What is required
All that is needed is every record, duplicated exactly.

=== Begin Enclosure ===

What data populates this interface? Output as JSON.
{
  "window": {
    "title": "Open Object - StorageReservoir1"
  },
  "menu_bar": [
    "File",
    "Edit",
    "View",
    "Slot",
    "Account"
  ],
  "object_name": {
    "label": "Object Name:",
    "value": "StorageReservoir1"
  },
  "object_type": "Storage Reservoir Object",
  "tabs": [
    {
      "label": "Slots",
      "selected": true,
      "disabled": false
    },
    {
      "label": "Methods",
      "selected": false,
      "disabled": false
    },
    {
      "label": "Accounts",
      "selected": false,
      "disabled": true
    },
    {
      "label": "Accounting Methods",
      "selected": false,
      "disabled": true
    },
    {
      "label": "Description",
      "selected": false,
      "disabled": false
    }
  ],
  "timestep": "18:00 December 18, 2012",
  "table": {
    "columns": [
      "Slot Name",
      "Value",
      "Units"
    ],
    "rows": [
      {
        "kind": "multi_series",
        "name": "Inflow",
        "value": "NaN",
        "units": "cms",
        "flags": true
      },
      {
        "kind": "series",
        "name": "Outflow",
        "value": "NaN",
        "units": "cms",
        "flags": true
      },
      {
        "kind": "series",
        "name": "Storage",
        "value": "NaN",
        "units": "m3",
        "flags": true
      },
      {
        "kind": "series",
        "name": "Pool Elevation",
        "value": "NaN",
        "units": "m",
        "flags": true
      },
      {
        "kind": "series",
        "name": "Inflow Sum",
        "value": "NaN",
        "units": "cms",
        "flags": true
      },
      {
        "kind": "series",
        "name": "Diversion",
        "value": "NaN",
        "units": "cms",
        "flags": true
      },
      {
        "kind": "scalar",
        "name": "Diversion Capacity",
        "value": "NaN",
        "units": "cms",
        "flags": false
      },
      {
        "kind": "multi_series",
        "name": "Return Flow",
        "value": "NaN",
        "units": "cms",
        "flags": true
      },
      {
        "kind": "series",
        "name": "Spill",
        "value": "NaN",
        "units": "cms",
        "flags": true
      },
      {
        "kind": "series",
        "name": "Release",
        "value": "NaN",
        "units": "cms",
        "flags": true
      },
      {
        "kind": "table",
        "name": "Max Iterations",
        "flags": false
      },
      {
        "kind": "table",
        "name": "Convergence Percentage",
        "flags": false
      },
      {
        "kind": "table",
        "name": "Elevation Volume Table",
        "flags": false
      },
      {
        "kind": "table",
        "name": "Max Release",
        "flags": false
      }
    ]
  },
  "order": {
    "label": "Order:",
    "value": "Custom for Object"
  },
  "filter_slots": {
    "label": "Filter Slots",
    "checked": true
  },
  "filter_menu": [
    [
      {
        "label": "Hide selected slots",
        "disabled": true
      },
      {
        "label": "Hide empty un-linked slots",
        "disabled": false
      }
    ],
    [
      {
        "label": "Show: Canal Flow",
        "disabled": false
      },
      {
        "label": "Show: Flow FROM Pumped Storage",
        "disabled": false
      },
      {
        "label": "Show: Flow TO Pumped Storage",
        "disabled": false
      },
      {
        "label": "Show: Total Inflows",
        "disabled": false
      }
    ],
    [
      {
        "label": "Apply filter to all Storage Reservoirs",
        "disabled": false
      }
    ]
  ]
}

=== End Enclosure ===

Answer area
What data populates this interface? Output as JSON.
{
  "window": {
    "title": "Open Object - StorageReservoir1"
  },
  "menu_bar": [
    "File",
    "Edit",
    "View",
    "Slot",
    "Account"
  ],
  "object_name": {
    "label": "Object Name:",
    "value": "StorageReservoir1"
  },
  "object_type": "Storage Reservoir Object",
  "tabs": [
    {
      "label": "Slots",
      "selected": true,
      "disabled": false
    },
    {
      "label": "Methods",
      "selected": false,
      "disabled": false
    },
    {
      "label": "Accounts",
      "selected": false,
      "disabled": true
    },
    {
      "label": "Accounting Methods",
      "selected": false,
      "disabled": true
    },
    {
      "label": "Description",
      "selected": false,
      "disabled": false
    }
  ],
  "timestep": "18:00 December 18, 2012",
  "table": {
    "columns": [
      "Slot Name",
      "Value",
      "Units"
    ],
    "rows": [
      {
        "kind": "multi_series",
        "name": "Inflow",
        "value": "NaN",
        "units": "cms",
        "flags": true
      },
      {
        "kind": "series",
        "name": "Outflow",
        "value": "NaN",
        "units": "cms",
        "flags": true
      },
      {
        "kind": "series",
        "name": "Storage",
        "value": "NaN",
        "units": "m3",
        "flags": true
      },
      {
        "kind": "series",
        "name": "Pool Elevation",
        "value": "NaN",
        "units": "m",
        "flags": true
      },
      {
        "kind": "series",
        "name": "Inflow Sum",
        "value": "NaN",
        "units": "cms",
        "flags": true
      },
      {
        "kind": "series",
        "name": "Diversion",
        "value": "NaN",
        "units": "cms",
        "flags": true
      },
      {
        "kind": "scalar",
        "name": "Diversion Capacity",
        "value": "NaN",
        "units": "cms",
        "flags": false
      },
      {
        "kind": "multi_series",
        "name": "Return Flow",
        "value": "NaN",
        "units": "cms",
        "flags": true
      },
      {
        "kind": "series",
        "name": "Spill",
        "value": "NaN",
        "units": "cms",
        "flags": true
      },
      {
        "kind": "series",
        "name": "Release",
        "value": "NaN",
        "units": "cms",
        "flags": true
      },
      {
        "kind": "table",
        "name": "Max Iterations",
        "flags": false
      },
      {
        "kind": "table",
        "name": "Convergence Percentage",
        "flags": false
      },
      {
        "kind": "table",
        "name": "Elevation Volume Table",
        "flags": false
      },
      {
        "kind": "table",
        "name": "Max Release",
        "flags": false
      }
    ]
  },
  "order": {
    "label": "Order:",
    "value": "Custom for Object"
  },
  "filter_slots": {
    "label": "Filter Slots",
    "checked": true
  },
  "filter_menu": [
    [
      {
        "label": "Hide selected slots",
        "disabled": true
      },
      {
        "label": "Hide empty un-linked slots",
        "disabled": false
      }
    ],
    [
      {
        "label": "Show: Canal Flow",
        "disabled": false
      },
      {
        "label": "Show: Flow FROM Pumped Storage",
        "disabled": false
      },
      {
        "label": "Show: Flow TO Pumped Storage",
        "disabled": false
      },
      {
        "label": "Show: Total Inflows",
        "disabled": false
      }
    ],
    [
      {
        "label": "Apply filter to all Storage Reservoirs",
        "disabled": false
      }
    ]
  ]
}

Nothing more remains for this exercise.